A student of mine has emailed me asking if I know anything about whether in cricket a wicket is more or less likely on a hat-trick ball then on any other ball. (Note for Eric and others similarly challenged in the finer nuances of cricket, a hat-trick occurs when a bowler takes a wicket with each of three consecutive deliveries. Note for followers of other sports: this is the original use of the term "hat-trick" in sport.) The student and his flatmate have surmised that taking a wicket on a hat-trick ball is more likely than on any other randomly chosen ball. I don’t know what the data say on this, but I think the students are almost certainly right, mostly for statistical reasons. It is fun to think about how to formalise the hypothesis, and then how to test the effect of different forces. Maybe it could be a future Honours project to take this theory to the data.
Take a set of games in a particular format (say test cricket), and find the total number of deliveries and the fraction of those that resulted in the bowler being credited with a wicket. Then find the total number of deliveries in all those matches where, if the bowler had taken a wicket he would have achieved a hat-trick, and find the fraction of those deliveries where a wicket was in fact taken. Our guess is that this latter fraction will be higher than the general fraction of deliveries with wickets, and that that difference would be statistically significant. I am fairly confident about this purely because of sample selection:
- Pitches vary considerably across matches; if a bowler has already taken two wickets in two balls, it is likely that the pitch for that game (and that point in the game) is an easier one for taking wickets than the average.
- Bowlers (and their supporting fielders) vary in ability; if a bowler has already taken two wickets in two balls it is likely that he is a better bowler (with better supporting fielders) than the average.
- Batsmen vary in ability and batter ability is both correlated within the batting order and correlated within teams; if a bowler has taken two wickets in two balls it is likely that the batting team has below average quality batsmen and that it is one of the weaker batsmen in the team who is facing the hat-trick ball.
- Statistically (I can confirm this from test-cricket data), batsmen are more at risk at being dismissed early in their innings than later on; there is a high likelihood that the batsmen facing the hat-trick ball is facing his first ball of the innings.
So let’s control for these sample selection issues and consider instead a conditional probability question: Given the ability of the bowler and fielders, the batsman, how early it is in the batsman’s innings and the state of the pitch, does being on a hat-trick change the probability of a wicket? The question here becomes whether the unusual situation leads players to change their behaviour in some way. On the bowling side, the captain might set more aggressive wicket-taking fields on a hat-trick ball, but the bowler might try too hard and lose his rhythm. Similarly, the batsmen might be more conscious about not giving his wicket away, but at the same time the pressure of the situation might lead to his having leaden feet.

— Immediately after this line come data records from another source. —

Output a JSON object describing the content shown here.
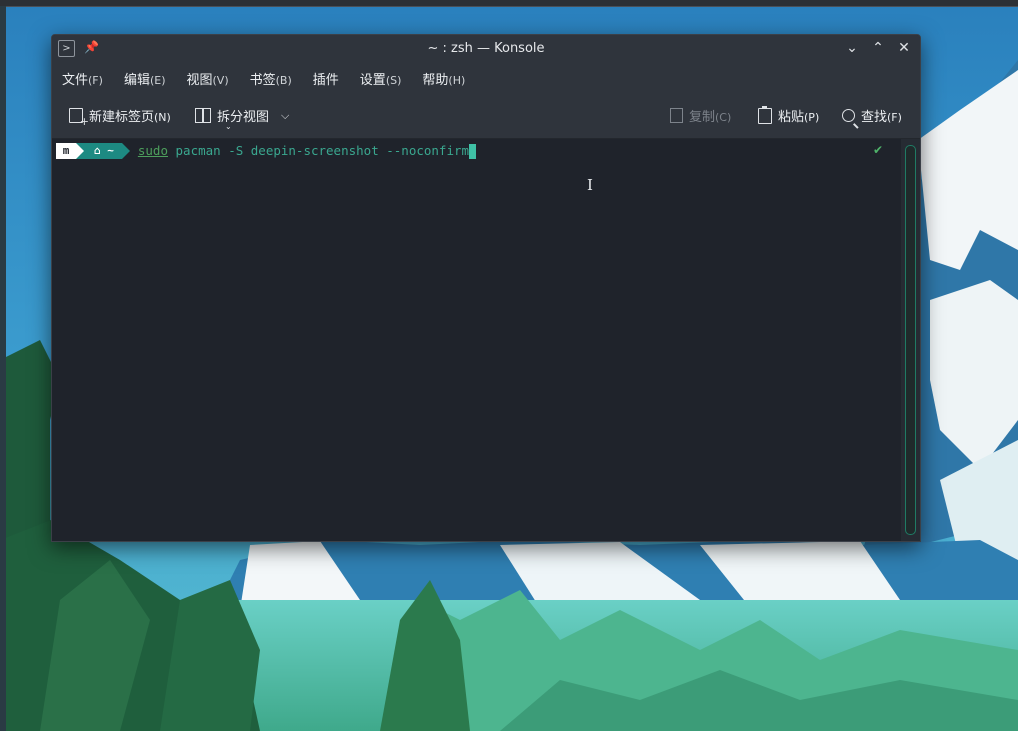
{
  "window": {
    "title": "~ : zsh — Konsole",
    "app_icon": "terminal-icon",
    "pin_icon": "pin-icon"
  },
  "menubar": {
    "items": [
      {
        "label": "文件",
        "accel": "(F)"
      },
      {
        "label": "编辑",
        "accel": "(E)"
      },
      {
        "label": "视图",
        "accel": "(V)"
      },
      {
        "label": "书签",
        "accel": "(B)"
      },
      {
        "label": "插件",
        "accel": ""
      },
      {
        "label": "设置",
        "accel": "(S)"
      },
      {
        "label": "帮助",
        "accel": "(H)"
      }
    ]
  },
  "toolbar": {
    "new_tab": {
      "label": "新建标签页",
      "accel": "(N)"
    },
    "split_view": {
      "label": "拆分视图"
    },
    "copy": {
      "label": "复制",
      "accel": "(C)"
    },
    "paste": {
      "label": "粘贴",
      "accel": "(P)"
    },
    "find": {
      "label": "查找",
      "accel": "(F)"
    }
  },
  "terminal": {
    "prompt_dir": "~",
    "cmd_sudo": "sudo",
    "cmd_program": "pacman",
    "cmd_args": "-S deepin-screenshot --noconfirm",
    "status_mark": "✔"
  },
  "colors": {
    "accent": "#1d8a82",
    "cursor": "#3fc1a6",
    "window_bg": "#1f232b",
    "chrome_bg": "#2f343c"
  }
}
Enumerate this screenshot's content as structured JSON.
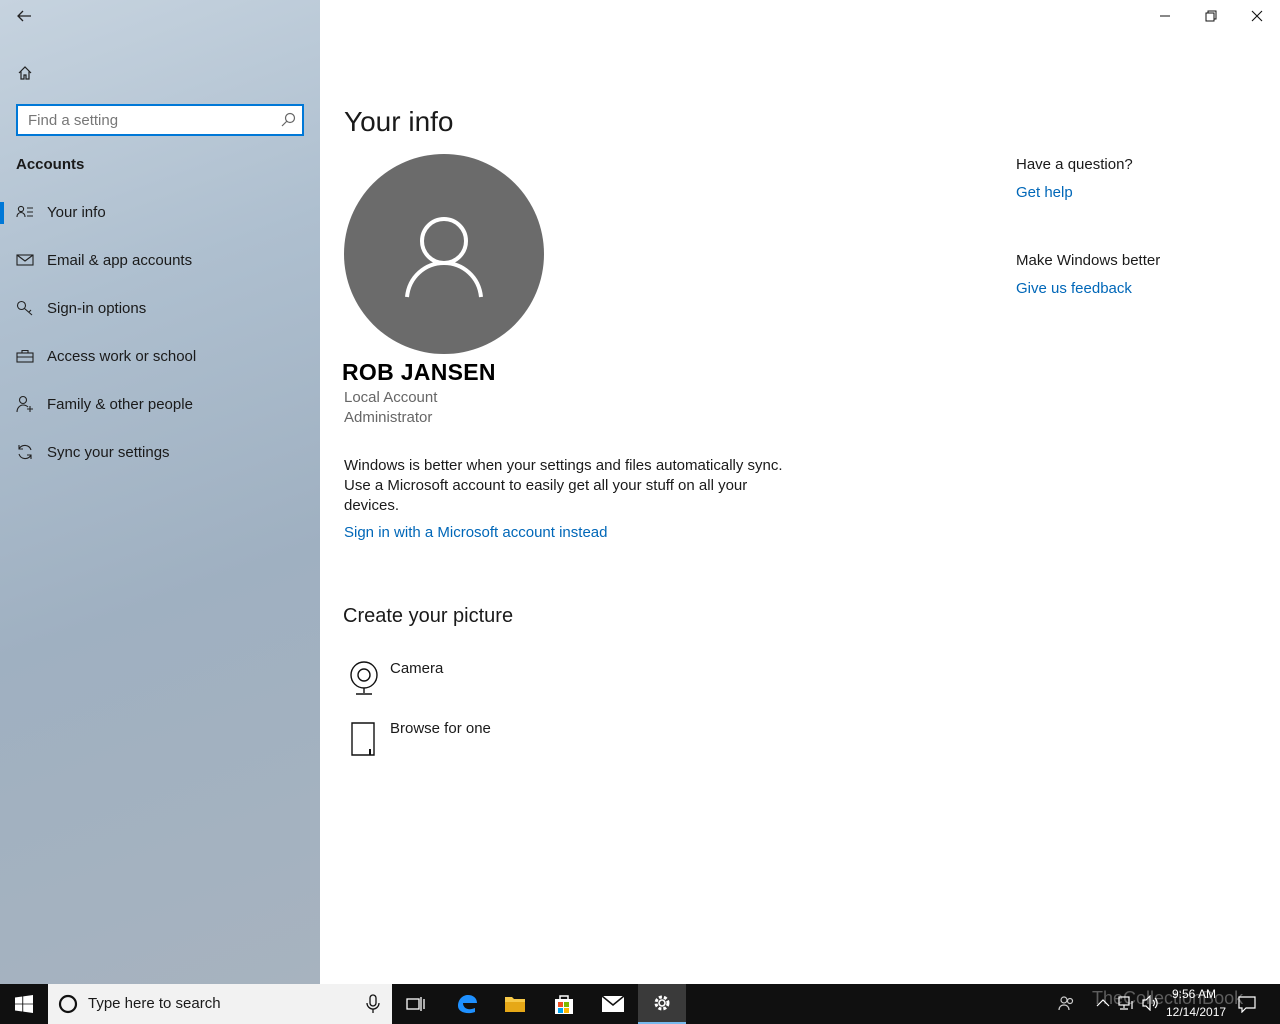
{
  "sidebar": {
    "search_placeholder": "Find a setting",
    "section_title": "Accounts",
    "items": [
      {
        "label": "Your info",
        "icon": "person-card-icon",
        "active": true
      },
      {
        "label": "Email & app accounts",
        "icon": "mail-icon",
        "active": false
      },
      {
        "label": "Sign-in options",
        "icon": "key-icon",
        "active": false
      },
      {
        "label": "Access work or school",
        "icon": "briefcase-icon",
        "active": false
      },
      {
        "label": "Family & other people",
        "icon": "person-add-icon",
        "active": false
      },
      {
        "label": "Sync your settings",
        "icon": "sync-icon",
        "active": false
      }
    ]
  },
  "main": {
    "title": "Your info",
    "user_name": "ROB JANSEN",
    "account_type": "Local Account",
    "role": "Administrator",
    "sync_message": "Windows is better when your settings and files automatically sync. Use a Microsoft account to easily get all your stuff on all your devices.",
    "ms_link": "Sign in with a Microsoft account instead",
    "create_picture_title": "Create your picture",
    "picture_options": [
      {
        "label": "Camera",
        "icon": "camera-icon"
      },
      {
        "label": "Browse for one",
        "icon": "file-icon"
      }
    ]
  },
  "help": {
    "question_heading": "Have a question?",
    "get_help": "Get help",
    "feedback_heading": "Make Windows better",
    "feedback_link": "Give us feedback"
  },
  "taskbar": {
    "search_text": "Type here to search",
    "time": "9:56 AM",
    "date": "12/14/2017",
    "watermark": "TheCollectionBook"
  },
  "colors": {
    "accent": "#0078d7",
    "link": "#0067b8",
    "avatar_bg": "#6b6b6b",
    "taskbar_bg": "#101010"
  }
}
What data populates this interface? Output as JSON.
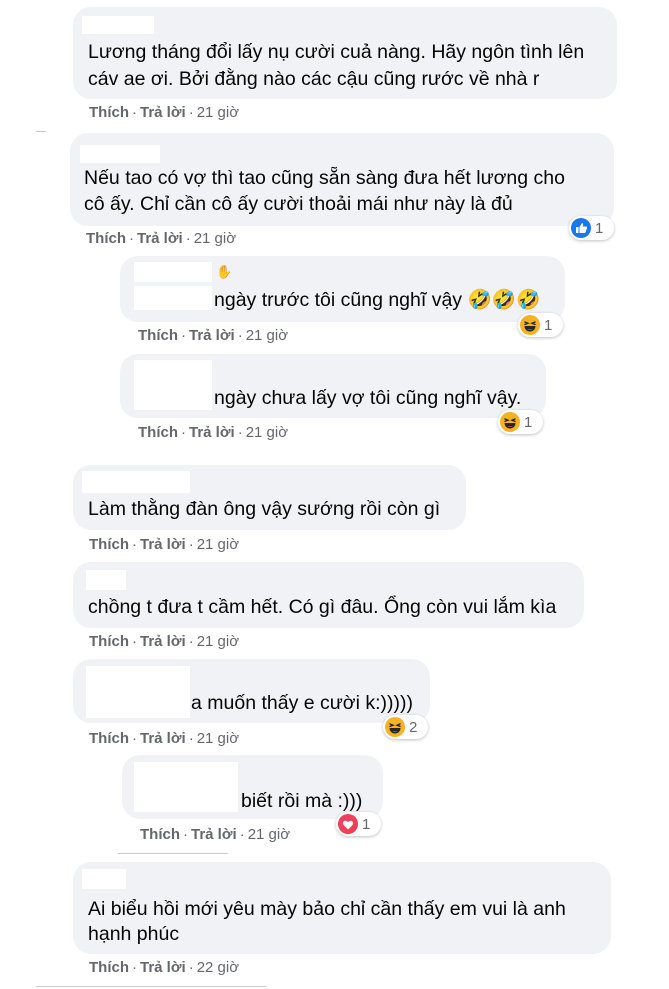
{
  "colors": {
    "bubble": "#f0f2f5",
    "meta": "#65676b",
    "like_blue": "#1877f2",
    "haha_yellow": "#f7b125",
    "love_red": "#f33e58"
  },
  "actions": {
    "like": "Thích",
    "reply": "Trả lời",
    "dot": "·"
  },
  "comments": [
    {
      "lines": [
        "Lương tháng đổi lấy nụ cười cuả nàng. Hãy ngôn tình lên",
        "cáv ae ơi. Bởi đằng nào các cậu cũng rước về nhà r"
      ],
      "time": "21 giờ"
    },
    {
      "lines": [
        "Nếu tao có vợ thì tao cũng sẵn sàng đưa hết lương cho",
        "cô ấy. Chỉ cần cô ấy cười thoải mái như này là đủ"
      ],
      "time": "21 giờ",
      "reaction": {
        "icon": "like-icon",
        "count": "1"
      }
    },
    {
      "lines": [
        "ngày trước tôi cũng nghĩ vậy 🤣🤣🤣"
      ],
      "time": "21 giờ",
      "reaction": {
        "icon": "haha-icon",
        "count": "1"
      }
    },
    {
      "lines": [
        "ngày chưa lấy vợ tôi cũng nghĩ vậy."
      ],
      "time": "21 giờ",
      "reaction": {
        "icon": "haha-icon",
        "count": "1"
      }
    },
    {
      "lines": [
        "Làm thằng đàn ông vậy sướng rồi còn gì"
      ],
      "time": "21 giờ"
    },
    {
      "lines": [
        "chồng t đưa t cầm hết. Có gì đâu. Ổng còn vui lắm kìa"
      ],
      "time": "21 giờ"
    },
    {
      "lines": [
        "a muốn thấy e cười k:)))))"
      ],
      "time": "21 giờ",
      "reaction": {
        "icon": "haha-icon",
        "count": "2"
      }
    },
    {
      "lines": [
        "biết rồi mà :)))"
      ],
      "time": "21 giờ",
      "reaction": {
        "icon": "love-icon",
        "count": "1"
      }
    },
    {
      "lines": [
        "Ai biểu hồi mới yêu mày bảo chỉ cần thấy em vui là anh",
        "hạnh phúc"
      ],
      "time": "22 giờ"
    }
  ]
}
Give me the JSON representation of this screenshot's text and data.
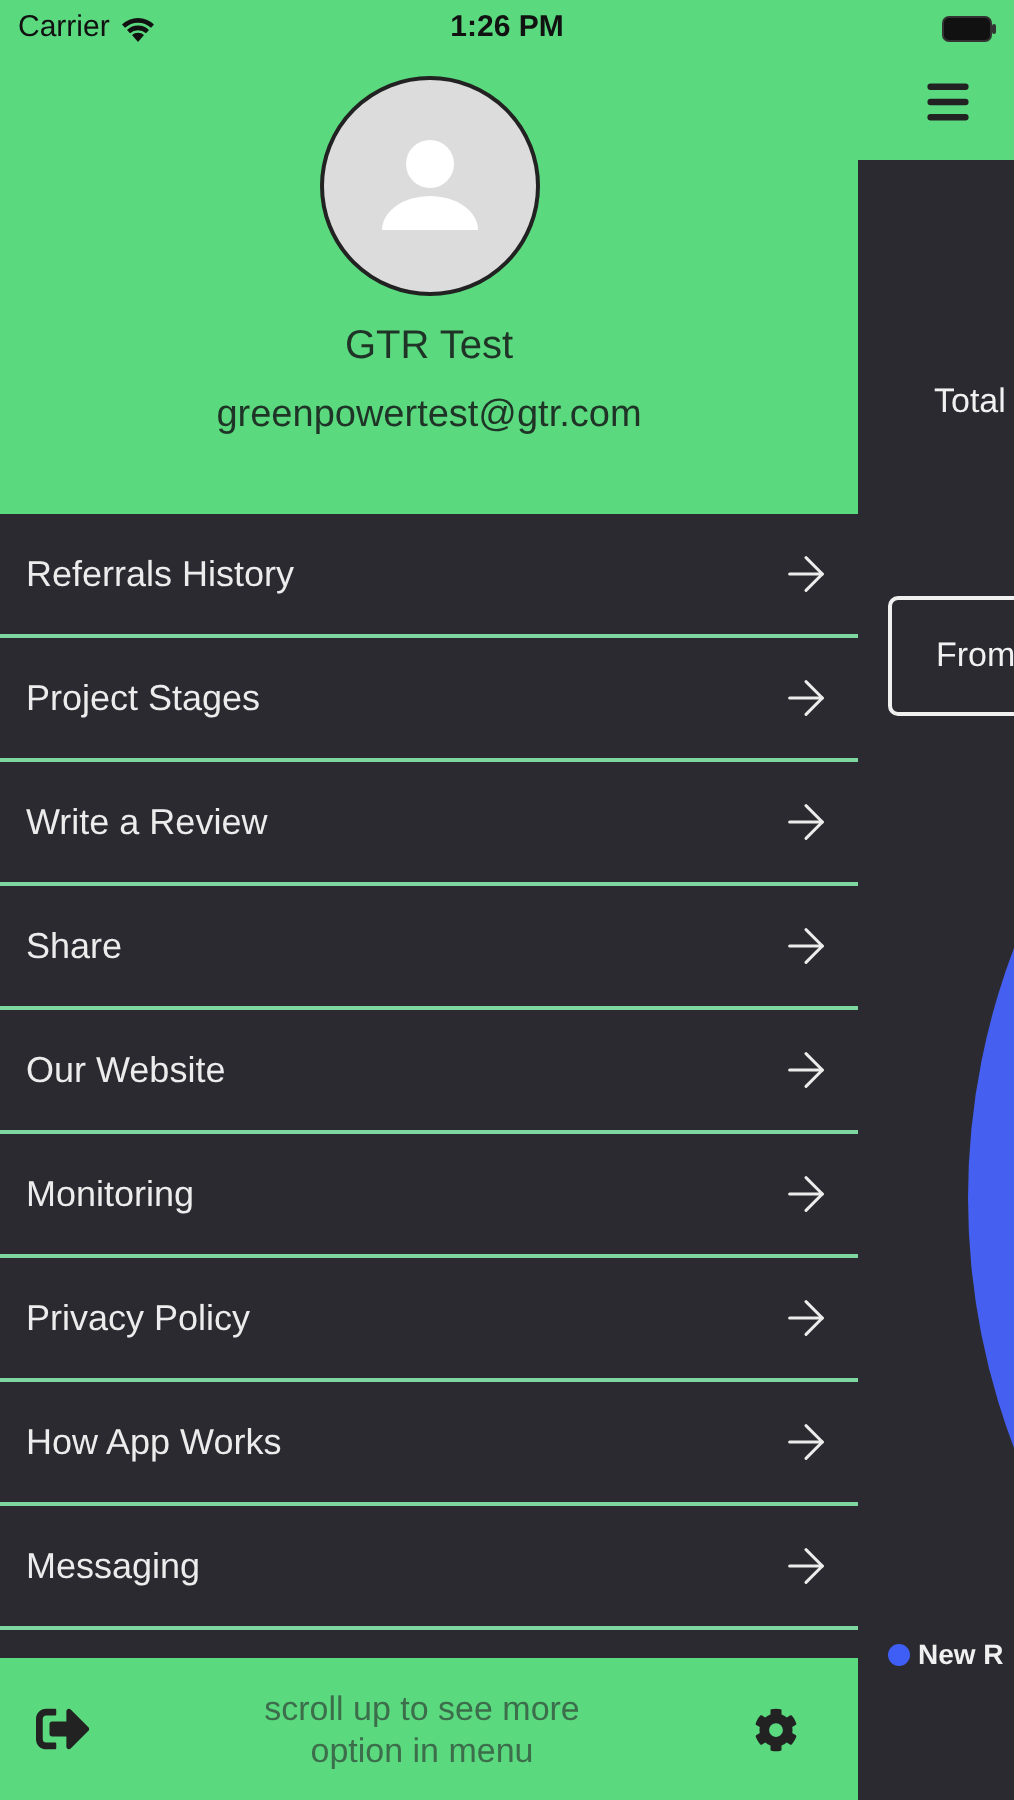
{
  "status_bar": {
    "carrier": "Carrier",
    "time": "1:26 PM"
  },
  "profile": {
    "name": "GTR Test",
    "email": "greenpowertest@gtr.com"
  },
  "menu": [
    {
      "label": "Referrals History"
    },
    {
      "label": "Project Stages"
    },
    {
      "label": "Write a Review"
    },
    {
      "label": "Share"
    },
    {
      "label": "Our Website"
    },
    {
      "label": "Monitoring"
    },
    {
      "label": "Privacy Policy"
    },
    {
      "label": "How App Works"
    },
    {
      "label": "Messaging"
    }
  ],
  "footer": {
    "hint": "scroll up to see more option in menu"
  },
  "background_screen": {
    "total_label": "Total",
    "from_button": "From",
    "legend": [
      {
        "label": "New R",
        "color": "#3f5ef5"
      }
    ]
  }
}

I would expect that the psychological effect would be greater on a batsman new to the crease than a bowler who has had a chance to find his rhythm. And in test cricket, I think that batsmen are always concentrating only on wicket preservation on the first ball they face. So If I had to guess, I would say that in test cricket the net result would still be that wickets are more likely on balls where the bowler is on a hat-trick, but the effect would be very small (and probably not discernible with statistical significance in the data). In limited overs cricket, I would expect the effect to be much smaller or even zero.
Now, if only I had ball-by-ball data for the entire history of test cricket!